Puccinia species account for more than half of the known species of the rust fungi, and more than half of the specimens in the Arthur are Puccinia species, our type collection is therefore mainly comprised of Puccinia species. 

The anamorphic (asexual) genera, Uredo and Aecidium account for a large portion of types. Many of these species are yet to placed in their teleomorphic (sexual) genus are represent very important and informative samples of these species should future nomenclatural and taxonomic work be undertaken on these species. ​


The majority of type collection, just over 80%, was collected between 1927 and 1940. This is obviously not surprising as taxonomy became more popular specimen collection and species discovery was more prevalent. This has slowed in recent decades as has the rate of species discovery. 

Additionally, The Herbaria at Purdue have been without a director or uredinologist since the mid 90s. With the appointment of our new director Dr. M. Catherine Aime, we have already seen the acquisition of additional rust collections, from both herself and other institutions. This is surely to continue expanding our type collection and adding more recent species. 

Just as a large portion (>50%) of the overall collection of the Arthur has origins in the USA, a large portion of our type collection is from species collected in the USA. We have over 400 types for which Dr. Joseph. C. Arthur was the author, or co-author, of the species name, over 400 with Dr.George B. Cummins as author and over 200 with Dr. Joe F. Hennen as author.

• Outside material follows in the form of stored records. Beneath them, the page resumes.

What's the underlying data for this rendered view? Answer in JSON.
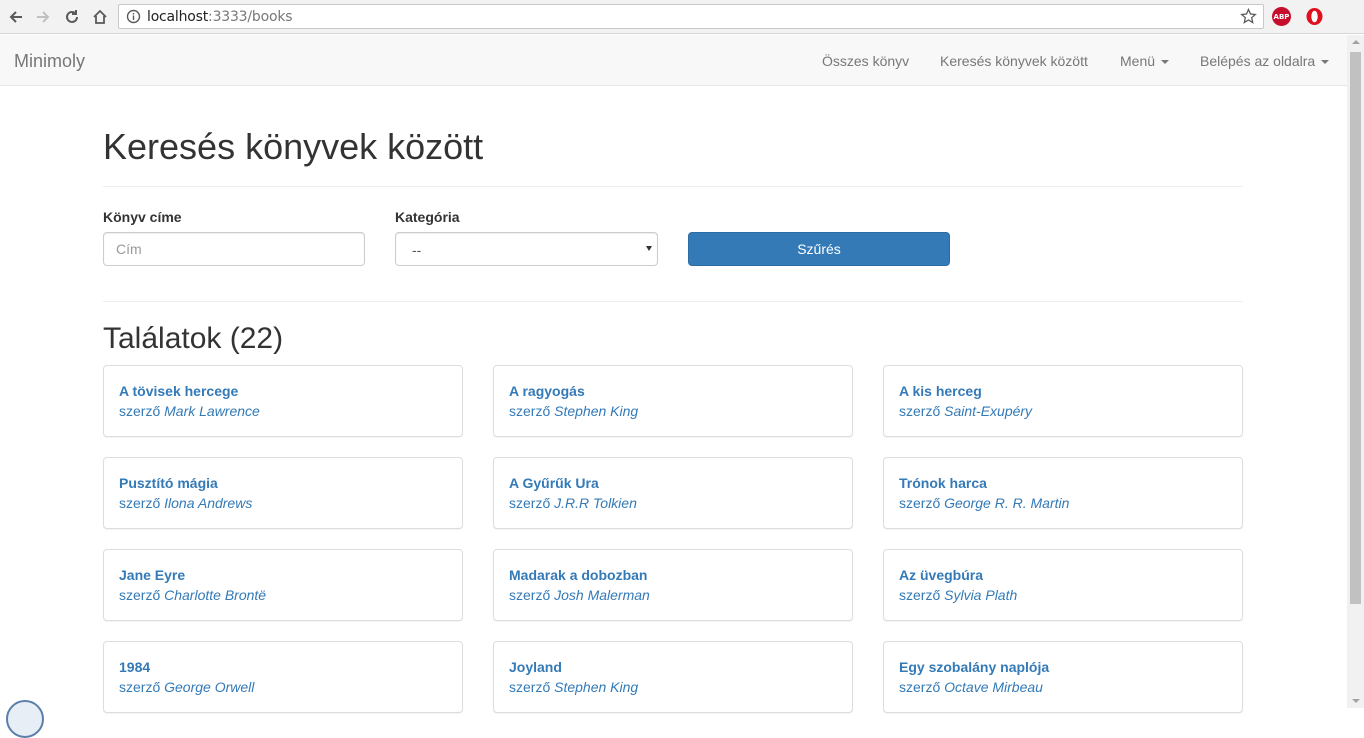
{
  "browser": {
    "url_host": "localhost",
    "url_rest": ":3333/books",
    "abp_label": "ABP"
  },
  "navbar": {
    "brand": "Minimoly",
    "links": [
      "Összes könyv",
      "Keresés könyvek között",
      "Menü",
      "Belépés az oldalra"
    ]
  },
  "page": {
    "title": "Keresés könyvek között",
    "filter": {
      "title_label": "Könyv címe",
      "title_placeholder": "Cím",
      "category_label": "Kategória",
      "category_value": "--",
      "submit_label": "Szűrés"
    },
    "results_title": "Találatok (22)",
    "author_prefix": "szerző",
    "books": [
      {
        "title": "A tövisek hercege",
        "author": "Mark Lawrence"
      },
      {
        "title": "A ragyogás",
        "author": "Stephen King"
      },
      {
        "title": "A kis herceg",
        "author": "Saint-Exupéry"
      },
      {
        "title": "Pusztító mágia",
        "author": "Ilona Andrews"
      },
      {
        "title": "A Gyűrűk Ura",
        "author": "J.R.R Tolkien"
      },
      {
        "title": "Trónok harca",
        "author": "George R. R. Martin"
      },
      {
        "title": "Jane Eyre",
        "author": "Charlotte Brontë"
      },
      {
        "title": "Madarak a dobozban",
        "author": "Josh Malerman"
      },
      {
        "title": "Az üvegbúra",
        "author": "Sylvia Plath"
      },
      {
        "title": "1984",
        "author": "George Orwell"
      },
      {
        "title": "Joyland",
        "author": "Stephen King"
      },
      {
        "title": "Egy szobalány naplója",
        "author": "Octave Mirbeau"
      }
    ]
  },
  "colors": {
    "link": "#337ab7",
    "primary_button": "#337ab7",
    "navbar_bg": "#f8f8f8"
  }
}
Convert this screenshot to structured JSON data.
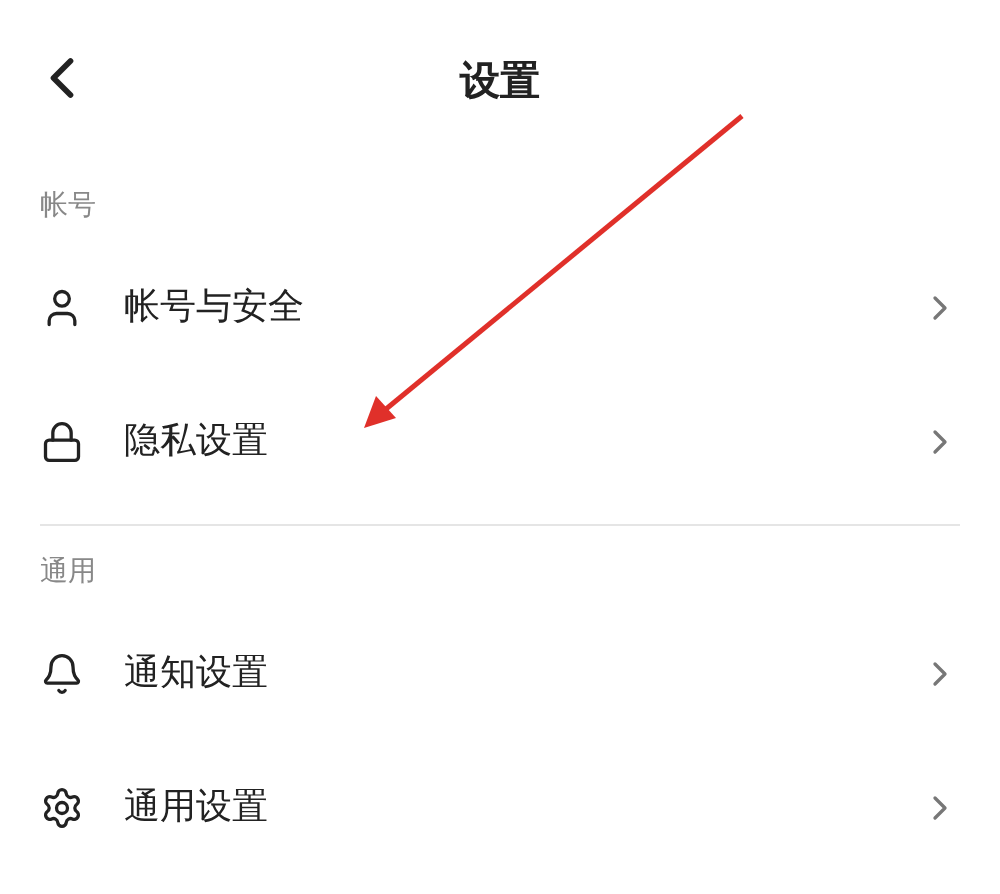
{
  "header": {
    "title": "设置"
  },
  "sections": [
    {
      "label": "帐号",
      "items": [
        {
          "label": "帐号与安全",
          "kind": "user"
        },
        {
          "label": "隐私设置",
          "kind": "lock"
        }
      ]
    },
    {
      "label": "通用",
      "items": [
        {
          "label": "通知设置",
          "kind": "bell"
        },
        {
          "label": "通用设置",
          "kind": "gear"
        }
      ]
    }
  ]
}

Brazil and Mexico are also heavily represented. This is because the director of the Arthur during the 80's to 90's (Dr. Joe F. Hennen) specialized in Central and South American Puccinales. With the 2013 return of an un​cataloged loan from Dr. Hennen, of some 20,000 specimens, we are sure to find additional type specimens from this area, as well as additional types in general. We estimate that the Hennen loan may contain 500 - 800 type specimen.